BEGIN Data records

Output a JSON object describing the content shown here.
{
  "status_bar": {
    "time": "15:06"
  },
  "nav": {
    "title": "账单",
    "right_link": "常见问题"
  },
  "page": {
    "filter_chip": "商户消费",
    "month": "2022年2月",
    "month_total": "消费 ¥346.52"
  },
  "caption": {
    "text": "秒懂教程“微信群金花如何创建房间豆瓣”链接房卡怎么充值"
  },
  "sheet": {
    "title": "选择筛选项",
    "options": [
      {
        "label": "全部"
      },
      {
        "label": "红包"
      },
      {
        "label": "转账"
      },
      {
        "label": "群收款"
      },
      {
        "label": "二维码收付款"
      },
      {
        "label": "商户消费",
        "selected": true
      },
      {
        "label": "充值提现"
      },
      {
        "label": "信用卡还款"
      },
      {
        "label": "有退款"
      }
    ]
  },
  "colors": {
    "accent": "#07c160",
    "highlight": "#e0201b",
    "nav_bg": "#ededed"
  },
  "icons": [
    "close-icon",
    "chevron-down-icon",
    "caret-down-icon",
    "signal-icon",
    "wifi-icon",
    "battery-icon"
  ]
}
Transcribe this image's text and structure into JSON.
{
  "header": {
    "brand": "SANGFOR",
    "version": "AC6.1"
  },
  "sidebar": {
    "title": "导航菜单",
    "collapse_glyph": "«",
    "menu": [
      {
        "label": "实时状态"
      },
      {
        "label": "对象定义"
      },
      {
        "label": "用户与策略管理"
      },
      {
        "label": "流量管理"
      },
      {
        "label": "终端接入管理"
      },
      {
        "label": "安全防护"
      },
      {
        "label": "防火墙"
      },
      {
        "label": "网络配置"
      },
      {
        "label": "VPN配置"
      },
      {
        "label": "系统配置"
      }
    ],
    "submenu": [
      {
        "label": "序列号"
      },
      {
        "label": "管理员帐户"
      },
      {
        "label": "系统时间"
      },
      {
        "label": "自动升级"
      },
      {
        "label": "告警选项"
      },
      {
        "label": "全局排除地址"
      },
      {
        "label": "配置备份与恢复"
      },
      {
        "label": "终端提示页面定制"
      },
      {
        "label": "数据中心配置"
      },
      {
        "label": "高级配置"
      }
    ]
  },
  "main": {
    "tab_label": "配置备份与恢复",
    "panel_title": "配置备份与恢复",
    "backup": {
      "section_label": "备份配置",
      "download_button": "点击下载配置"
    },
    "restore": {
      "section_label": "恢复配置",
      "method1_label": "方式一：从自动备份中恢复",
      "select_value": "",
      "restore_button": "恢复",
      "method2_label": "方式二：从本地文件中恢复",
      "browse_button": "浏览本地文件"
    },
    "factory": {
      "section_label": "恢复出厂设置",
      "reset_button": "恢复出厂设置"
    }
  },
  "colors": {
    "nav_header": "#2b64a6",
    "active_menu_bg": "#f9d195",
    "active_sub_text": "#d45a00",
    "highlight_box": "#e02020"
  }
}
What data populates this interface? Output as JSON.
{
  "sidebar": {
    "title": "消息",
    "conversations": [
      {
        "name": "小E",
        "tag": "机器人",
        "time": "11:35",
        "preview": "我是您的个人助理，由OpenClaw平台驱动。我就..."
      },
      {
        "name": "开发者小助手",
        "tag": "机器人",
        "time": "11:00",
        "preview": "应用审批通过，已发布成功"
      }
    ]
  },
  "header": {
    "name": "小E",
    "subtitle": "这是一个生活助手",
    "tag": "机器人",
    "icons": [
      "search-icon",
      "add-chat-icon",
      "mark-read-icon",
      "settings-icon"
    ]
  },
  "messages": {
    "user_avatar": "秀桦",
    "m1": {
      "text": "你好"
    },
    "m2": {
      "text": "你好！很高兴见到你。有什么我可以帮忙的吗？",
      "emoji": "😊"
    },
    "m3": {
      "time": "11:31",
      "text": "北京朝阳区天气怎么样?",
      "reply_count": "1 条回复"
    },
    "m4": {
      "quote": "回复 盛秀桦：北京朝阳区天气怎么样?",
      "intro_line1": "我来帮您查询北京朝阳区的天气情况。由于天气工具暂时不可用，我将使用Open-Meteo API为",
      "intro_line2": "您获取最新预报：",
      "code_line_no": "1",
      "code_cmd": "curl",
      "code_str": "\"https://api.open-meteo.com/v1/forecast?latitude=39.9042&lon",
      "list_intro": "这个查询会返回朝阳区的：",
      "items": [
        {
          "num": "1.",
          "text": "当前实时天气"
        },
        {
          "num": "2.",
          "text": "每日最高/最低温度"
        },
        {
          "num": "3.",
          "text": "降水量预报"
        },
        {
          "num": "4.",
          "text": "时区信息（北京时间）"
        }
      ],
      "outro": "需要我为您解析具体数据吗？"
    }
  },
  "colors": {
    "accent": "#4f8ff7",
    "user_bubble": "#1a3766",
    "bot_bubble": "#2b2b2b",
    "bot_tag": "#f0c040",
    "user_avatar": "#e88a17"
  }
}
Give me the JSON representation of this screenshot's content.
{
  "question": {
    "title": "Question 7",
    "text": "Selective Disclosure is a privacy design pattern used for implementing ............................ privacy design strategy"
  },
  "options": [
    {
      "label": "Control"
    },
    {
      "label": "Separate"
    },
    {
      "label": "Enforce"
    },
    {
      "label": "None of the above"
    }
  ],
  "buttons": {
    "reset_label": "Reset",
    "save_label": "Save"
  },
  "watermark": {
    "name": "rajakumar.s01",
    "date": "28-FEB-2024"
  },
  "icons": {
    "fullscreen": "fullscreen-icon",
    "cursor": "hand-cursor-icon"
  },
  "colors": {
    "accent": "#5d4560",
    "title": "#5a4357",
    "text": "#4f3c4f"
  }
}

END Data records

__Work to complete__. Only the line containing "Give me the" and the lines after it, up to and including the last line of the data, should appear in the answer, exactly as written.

__Task solution__.
Give me the JSON representation of this screenshot's content.
{
  "question": {
    "title": "Question 7",
    "text": "Selective Disclosure is a privacy design pattern used for implementing ............................ privacy design strategy"
  },
  "options": [
    {
      "label": "Control"
    },
    {
      "label": "Separate"
    },
    {
      "label": "Enforce"
    },
    {
      "label": "None of the above"
    }
  ],
  "buttons": {
    "reset_label": "Reset",
    "save_label": "Save"
  },
  "watermark": {
    "name": "rajakumar.s01",
    "date": "28-FEB-2024"
  },
  "icons": {
    "fullscreen": "fullscreen-icon",
    "cursor": "hand-cursor-icon"
  },
  "colors": {
    "accent": "#5d4560",
    "title": "#5a4357",
    "text": "#4f3c4f"
  }
}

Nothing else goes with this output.